2020 is the year of the dashboard! This is not because dashboards are new, but rather their use has exploded as a result of the COVID-19 pandemic. The COVID-19 Dashboard by the Center for Systems Science and Engineering at Johns Hopkins University remains the most popular dashboard, recording more than 4.5 billion views in a single day.*
Based on the success of the Johns Hopkins University dashboard, COVID-19 dashboards have rapidly multiplied, as seen in the Centers for Disease Control, the Commonwealth of Virginia’s COVID-19 Data Insights, and the local Thomas Jefferson Hospital District dashboard.
Dashboards are not limited to epidemiology, but are common across a broad range of applications, including executive decision-making, sales, marketing, public safety, environmental modeling, election analysis, infrastructure monitoring, and social media assessment. Designing effective dashboards is a challenging task, requiring an understanding of visual theory, the design of charts and graphs, and the combination and coordination of multiple graphics.
This is the first of two Smart Cville posts on books about dashboards. This post will review Information Dashboard Design: Displaying data for at-a-glance monitoring, by Stephen Few. Few is a leading figure in data visualization, having published Show Me the Numbers: Designing Tables and Graphs to Enlighten, Now You See It: Simple Visualization Techniques for Quantitative Analysis, and Signal: Understanding What Matters in a World of Noise.
This book is highly recommended as a first read for dashboard design. Few methodically provides a complete education that covers the basics of visual perception, the construction of graphs, and the integration of multiple graphics in a single display. He builds each topic on a scientific foundation and illustrates them with examples, both good and bad. After finishing the book, the reader will have a solid understanding of dashboard design and an ability to assess the quality of any dashboard.

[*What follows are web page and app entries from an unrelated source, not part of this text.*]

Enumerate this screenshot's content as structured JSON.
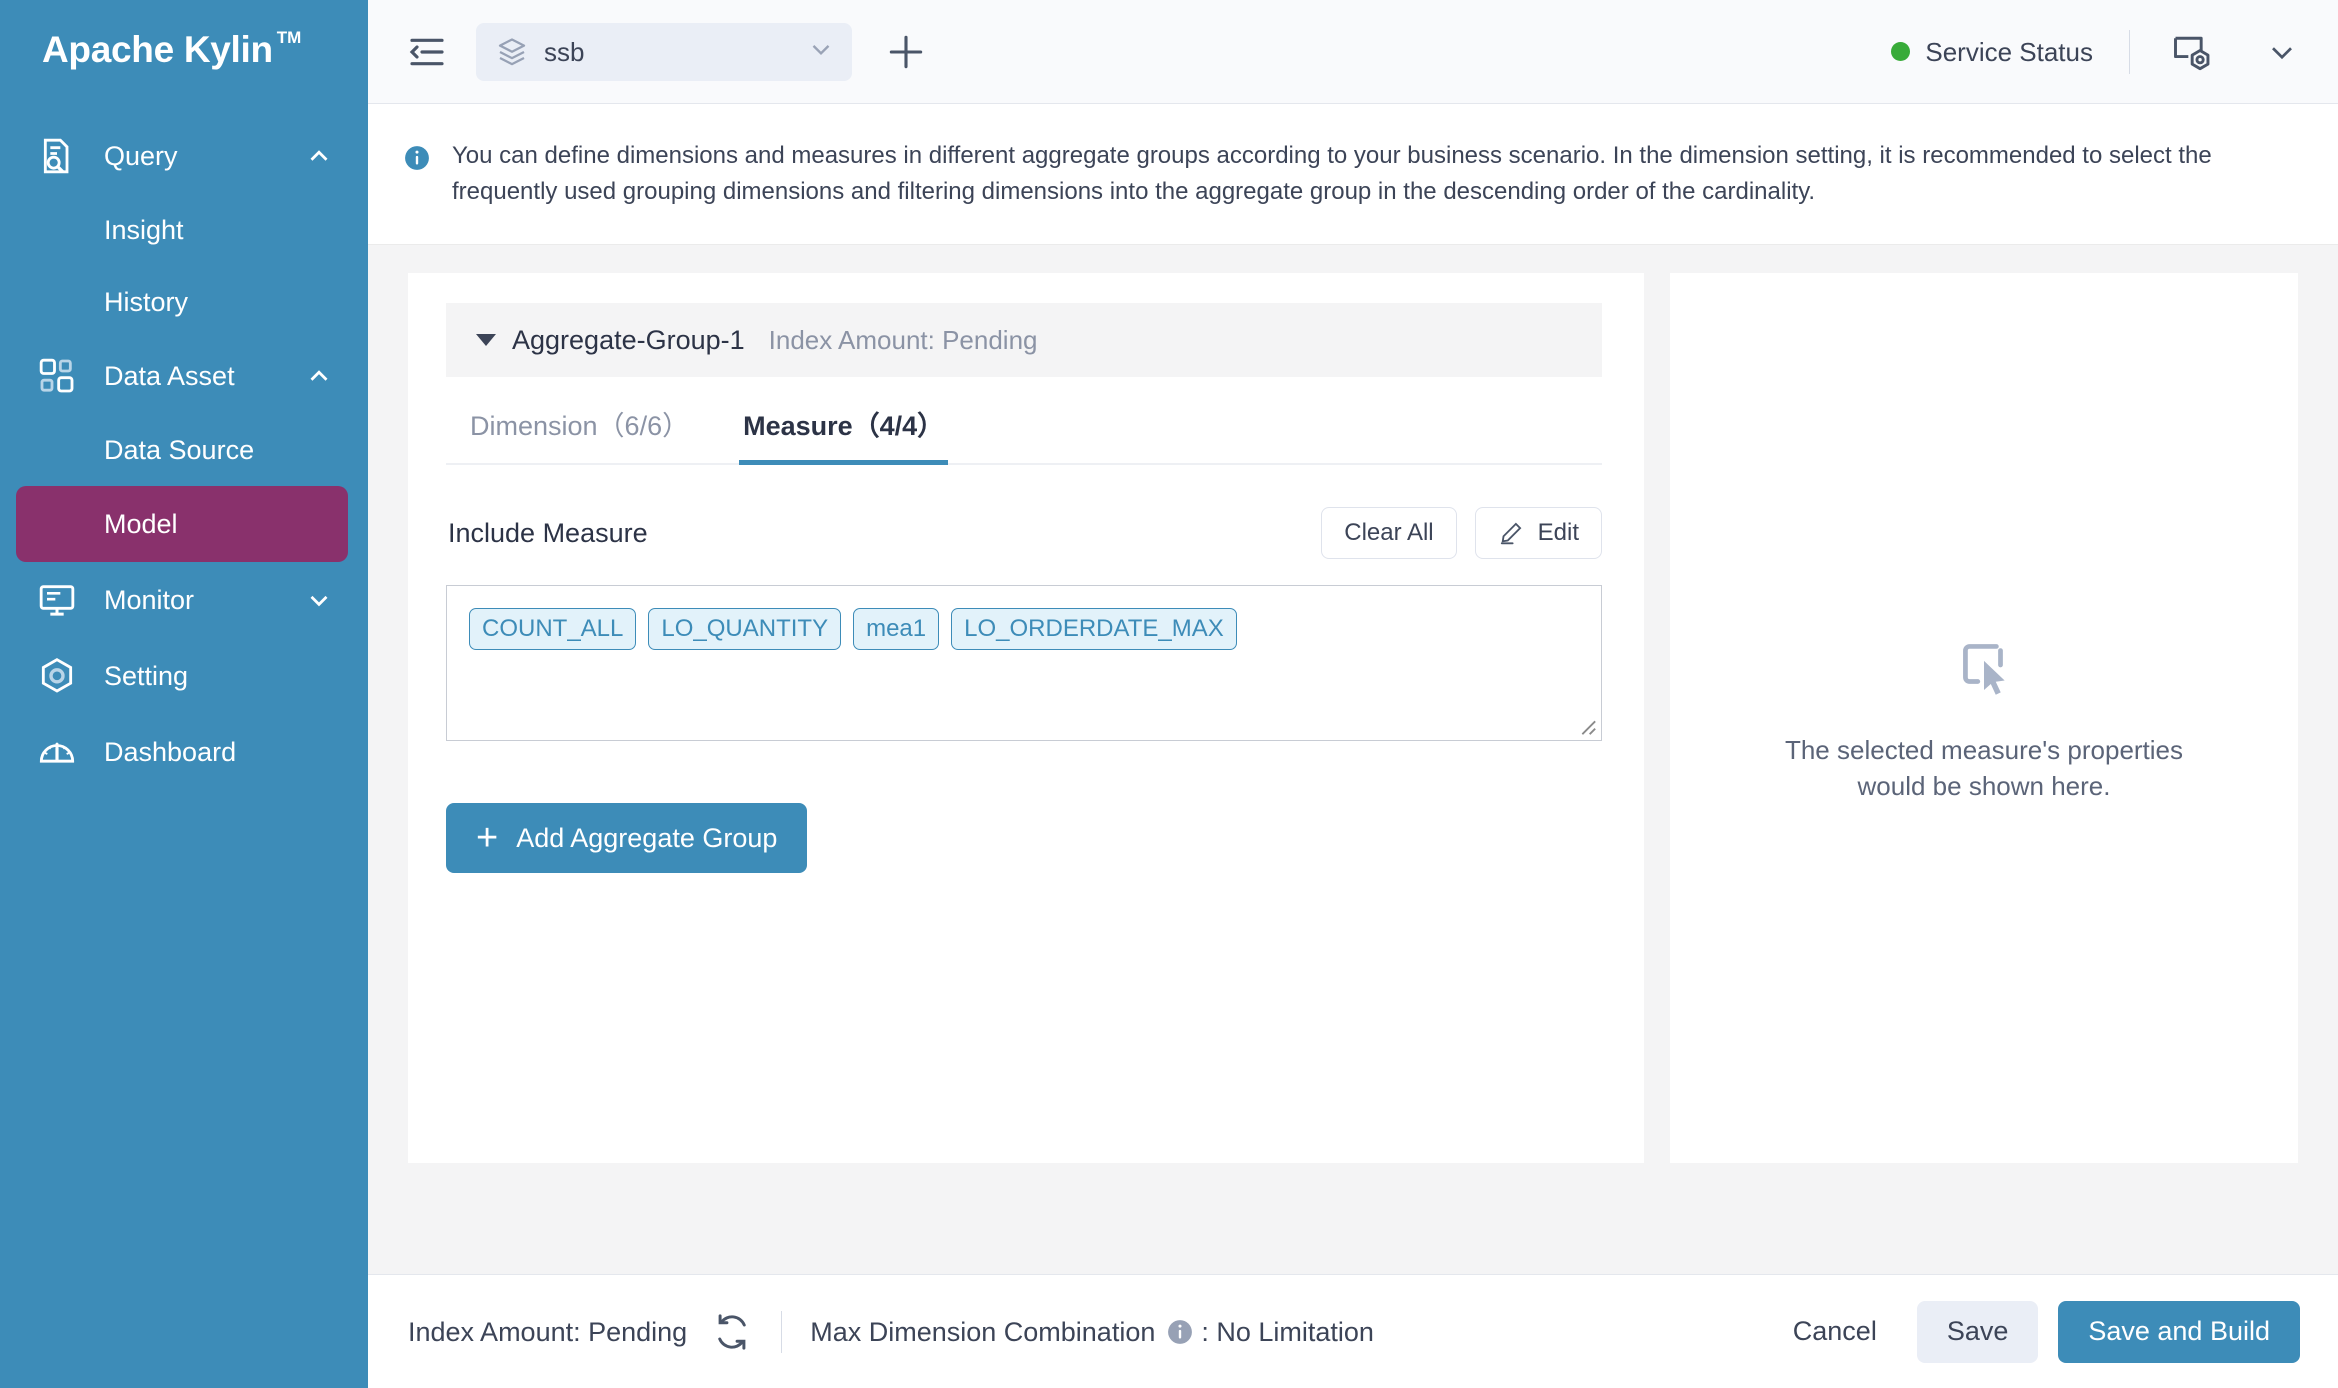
{
  "brand": {
    "name": "Apache Kylin",
    "tm": "TM"
  },
  "sidebar": {
    "items": [
      {
        "label": "Query",
        "icon": "query-icon",
        "chevron": "up"
      },
      {
        "label": "Insight",
        "sub": true
      },
      {
        "label": "History",
        "sub": true
      },
      {
        "label": "Data Asset",
        "icon": "data-asset-icon",
        "chevron": "up"
      },
      {
        "label": "Data Source",
        "sub": true
      },
      {
        "label": "Model",
        "sub": true,
        "active": true
      },
      {
        "label": "Monitor",
        "icon": "monitor-icon",
        "chevron": "down"
      },
      {
        "label": "Setting",
        "icon": "gear-icon"
      },
      {
        "label": "Dashboard",
        "icon": "dashboard-icon"
      }
    ]
  },
  "topbar": {
    "collapse_icon": "collapse-sidebar-icon",
    "project": {
      "name": "ssb",
      "icon": "layers-icon",
      "chevron": "chevron-down-icon"
    },
    "add_icon": "plus-icon",
    "service_status": {
      "label": "Service Status",
      "color": "#38ab39"
    },
    "admin_icon": "system-monitor-icon",
    "user_menu_icon": "chevron-down-icon"
  },
  "banner": {
    "icon": "info-icon",
    "text": "You can define dimensions and measures in different aggregate groups according to your business scenario. In the dimension setting, it is recommended to select the frequently used grouping dimensions and filtering dimensions into the aggregate group in the descending order of the cardinality."
  },
  "aggregate_group": {
    "title": "Aggregate-Group-1",
    "index_amount": "Index Amount: Pending",
    "tabs": [
      {
        "label": "Dimension（6/6）",
        "active": false
      },
      {
        "label": "Measure（4/4）",
        "active": true
      }
    ],
    "section_title": "Include Measure",
    "clear_all_label": "Clear All",
    "edit_label": "Edit",
    "measures": [
      "COUNT_ALL",
      "LO_QUANTITY",
      "mea1",
      "LO_ORDERDATE_MAX"
    ],
    "add_group_label": "Add Aggregate Group"
  },
  "right_panel": {
    "icon": "select-cursor-icon",
    "empty_line1": "The selected measure's properties",
    "empty_line2": "would be shown here."
  },
  "footer": {
    "index_amount": "Index Amount: Pending",
    "refresh_icon": "refresh-icon",
    "max_dim_label": "Max Dimension Combination",
    "max_dim_info_icon": "info-icon",
    "max_dim_value": ": No Limitation",
    "cancel_label": "Cancel",
    "save_label": "Save",
    "save_build_label": "Save and Build"
  },
  "colors": {
    "sidebar": "#3d8cb8",
    "active_nav": "#89316c",
    "primary": "#3d8cb8",
    "status_green": "#38ab39",
    "tag_bg": "#e2f2fa",
    "tag_border": "#3d8cb8"
  }
}
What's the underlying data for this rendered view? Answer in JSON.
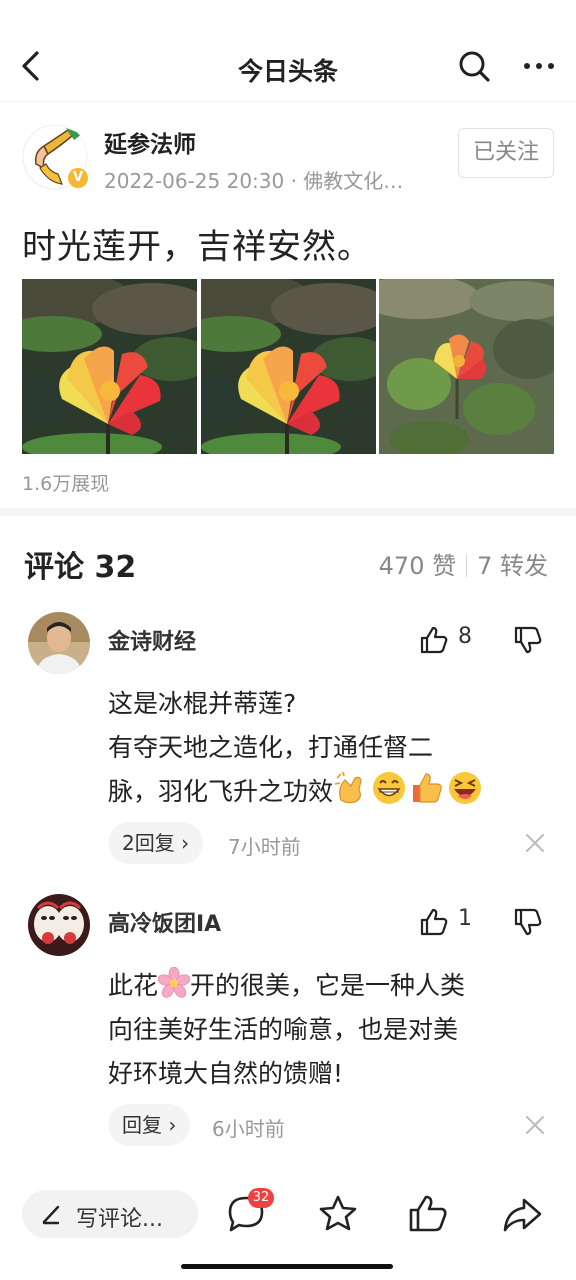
{
  "nav": {
    "title": "今日头条",
    "back_icon": "back-arrow-icon",
    "search_icon": "search-icon",
    "more_icon": "more-dots-icon"
  },
  "author": {
    "name": "延参法师",
    "meta": "2022-06-25 20:30 · 佛教文化…",
    "verified_icon": "verified-badge-icon",
    "follow_label": "已关注"
  },
  "post": {
    "text": "时光莲开，吉祥安然。",
    "images": [
      "lotus-photo",
      "lotus-photo",
      "lotus-photo"
    ],
    "impressions": "1.6万展现"
  },
  "comments_header": {
    "title": "评论 32",
    "likes": "470 赞",
    "shares": "7 转发"
  },
  "comments": [
    {
      "name": "金诗财经",
      "like_count": "8",
      "line1": "这是冰棍并蒂莲?",
      "line2": "有夺天地之造化，打通任督二",
      "line3": "脉，羽化飞升之功效",
      "emojis": [
        "applause-emoji",
        "grin-emoji",
        "thumbs-up-emoji",
        "laughing-emoji"
      ],
      "reply_label": "2回复 ›",
      "time": "7小时前"
    },
    {
      "name": "高冷饭团IA",
      "like_count": "1",
      "line1_before": "此花",
      "line1_after": "开的很美，它是一种人类",
      "line2": "向往美好生活的喻意，也是对美",
      "line3": "好环境大自然的馈赠!",
      "inline_icon": "cherry-blossom-emoji",
      "reply_label": "回复 ›",
      "time": "6小时前"
    }
  ],
  "bottom_bar": {
    "write_label": "写评论...",
    "comment_badge": "32",
    "comment_icon": "comment-bubble-icon",
    "favorite_icon": "star-icon",
    "like_icon": "thumbs-up-icon",
    "share_icon": "share-icon"
  },
  "colors": {
    "badge_red": "#f04142",
    "verified_gold": "#f5b82e",
    "meta_gray": "#999999"
  }
}
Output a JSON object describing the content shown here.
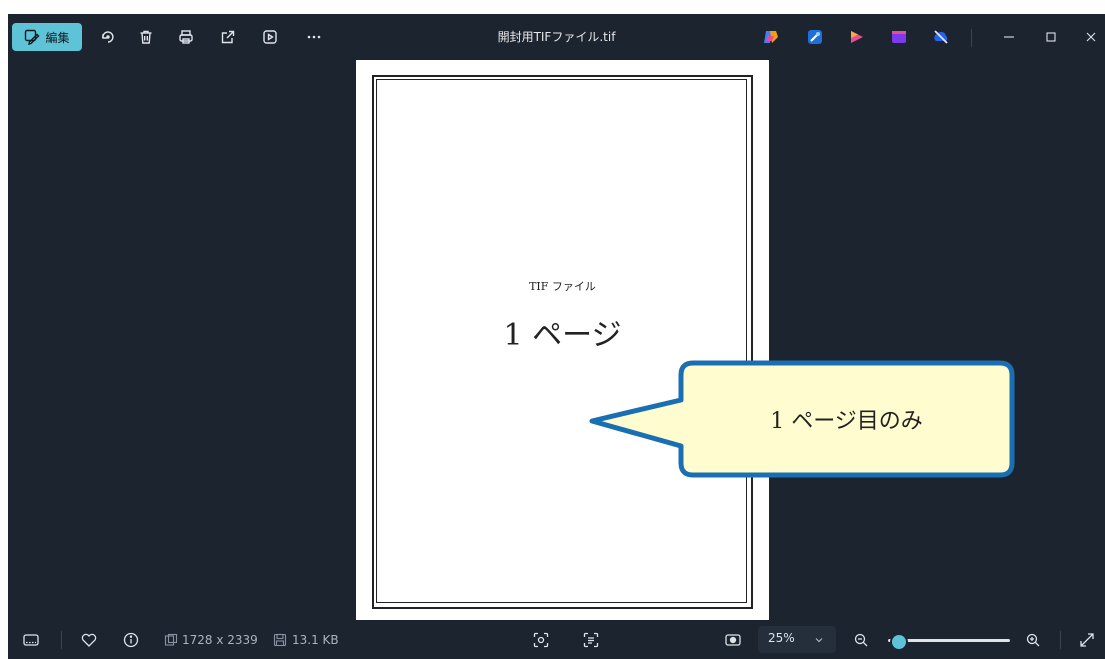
{
  "toolbar": {
    "edit_label": "編集"
  },
  "window": {
    "title": "開封用TIFファイル.tif"
  },
  "document": {
    "label": "TIF ファイル",
    "heading": "1 ページ"
  },
  "callout": {
    "text": "1 ページ目のみ"
  },
  "status": {
    "dimensions": "1728 x 2339",
    "file_size": "13.1 KB",
    "zoom_level": "25%",
    "zoom_slider_fraction": 0.02
  },
  "colors": {
    "accent": "#5ec3d6",
    "background": "#1c2430",
    "callout_fill": "#fffdcf",
    "callout_border": "#1a6fb3"
  }
}
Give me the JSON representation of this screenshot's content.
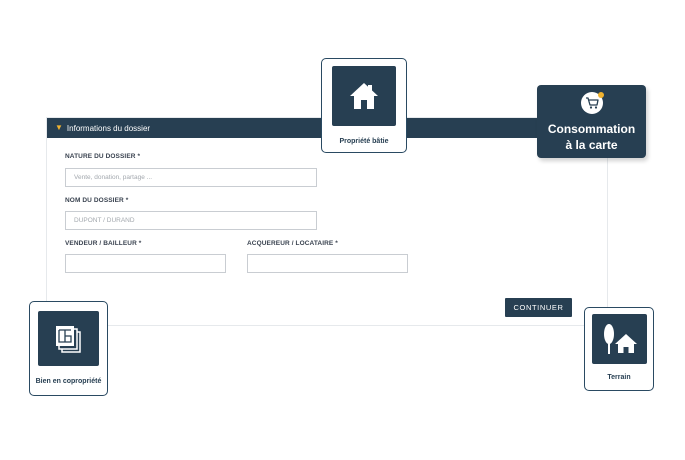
{
  "form": {
    "section_title": "Informations du dossier",
    "nature": {
      "label": "NATURE DU DOSSIER *",
      "placeholder": "Vente, donation, partage ..."
    },
    "nom": {
      "label": "NOM DU DOSSIER *",
      "placeholder": "DUPONT / DURAND"
    },
    "vendeur": {
      "label": "VENDEUR / BAILLEUR *",
      "placeholder": ""
    },
    "acquereur": {
      "label": "ACQUEREUR / LOCATAIRE *",
      "placeholder": ""
    },
    "continue_label": "CONTINUER"
  },
  "cards": {
    "propriete": {
      "label": "Propriété bâtie",
      "icon": "house-icon"
    },
    "copropriete": {
      "label": "Bien en copropriété",
      "icon": "building-plan-icon"
    },
    "terrain": {
      "label": "Terrain",
      "icon": "tree-house-icon"
    }
  },
  "promo": {
    "line1": "Consommation",
    "line2": "à la carte",
    "icon": "cart-icon"
  },
  "colors": {
    "navy": "#273f52",
    "accent": "#f0b330"
  }
}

Few adopts a minimalist approach to design, favoring a few basic graph types and perception-based design recommendations. This approach leads to clear designs, but remains controversial among some modern designers who prefer eye-catching, interactive, and animated graphics.
Few defines the scope of the book early on, saying “A dashboard is a visual display of the most important information needed to achieve one or more objectives that has been consolidated on a single computer screen so it can be monitored at a glance.” The key point is that dashboards are single screen displays, designed for repeated monitoring, giving readers key information at a glance. He goes further, noting that dashboards are not reports, exploratory data analysis tools, portals, or scorecards.
Few briefly reviews the history of dashboards for visualization, noting the early use of car dashboards as the metaphor for early data dashboards. He quickly dismisses designs that mimic car dashboards, especially those that use dials and gauges, primarily due to their inefficient use of space.
Few breaks down the process of dashboard design, starting with the requirements assessment. He then introduces the basics of visual perception. After reviewing the limits of memory and the importance of rapid perception, he describes the visual variables and Gestalt principles of visual perception. He builds on this in an appropriately named chapter titled “Achieving Eloquence Through Simplicity” that sums up his minimalist philosophy. The two key objectives are to 1) remove the non-data pixels and 2) enhance the data pixels.
Having covered visual perception, Few outlines his “ideal library of graphs.” This includes the traditional bar graphs, dot plots, line graphs, box plots, scatter plots, spatial maps, as well as the less common tree maps and heat maps. Two innovative graph types receive special treatment in chapters of their own: Edward Tufte’s sparklines and Few’s own bullet graphs.
Few then addresses the effective integration of multiple graphs in a single display. He covers the most important practices for integrating displays, including organizing information by importance, keeping related information together, maintaining consistency, and preventing excessive alerts.
Few puts combines his guidance when reviewing the strengths of the top results from an education design competition. He addresses the deficiencies of other contributors and submits his own design. He continues with examples of his own design, including dashboards for sales, a chief information officer (CIO), telesales, marketing analysis, and service installation. He finishes by demonstrating “good” examples by others.
Few’s book provides a comprehensive foundation for understanding dashboards. The one limitation is that the most recent edition of the book was published in 2012, so it includes outdated examples of the work of others and does not incorporate the latest innovations in graphic design. Balancing this limitation, Few’s own designs in the book withstand the test of time and he avoids significantly dating the book by remaining software agnostic. That said, a revised and updated volume would be timely and welcome.
Our next post will look at The Big Book of Dashboards: Visualizing Your Data Using Real-World Business Scenarios, by Steve Wexler, Jeffrey Shaffer, and Andy Cotgreave.
“Hopkins coronavirus-tracking map is the key source for governments and the public”, Peter Novello And Shivni Patel, May 3, 2020, The Johns Hopkins Newsletter, https://www.jhunewsletter.com/article/2020/05/hopkins-coronavirus-tracking-map-is-the-key-source-for-governments-and-the-public
Stephen Few website.
Perceptual Edge website. Visual Business Intelligence for enlightening analysis and communication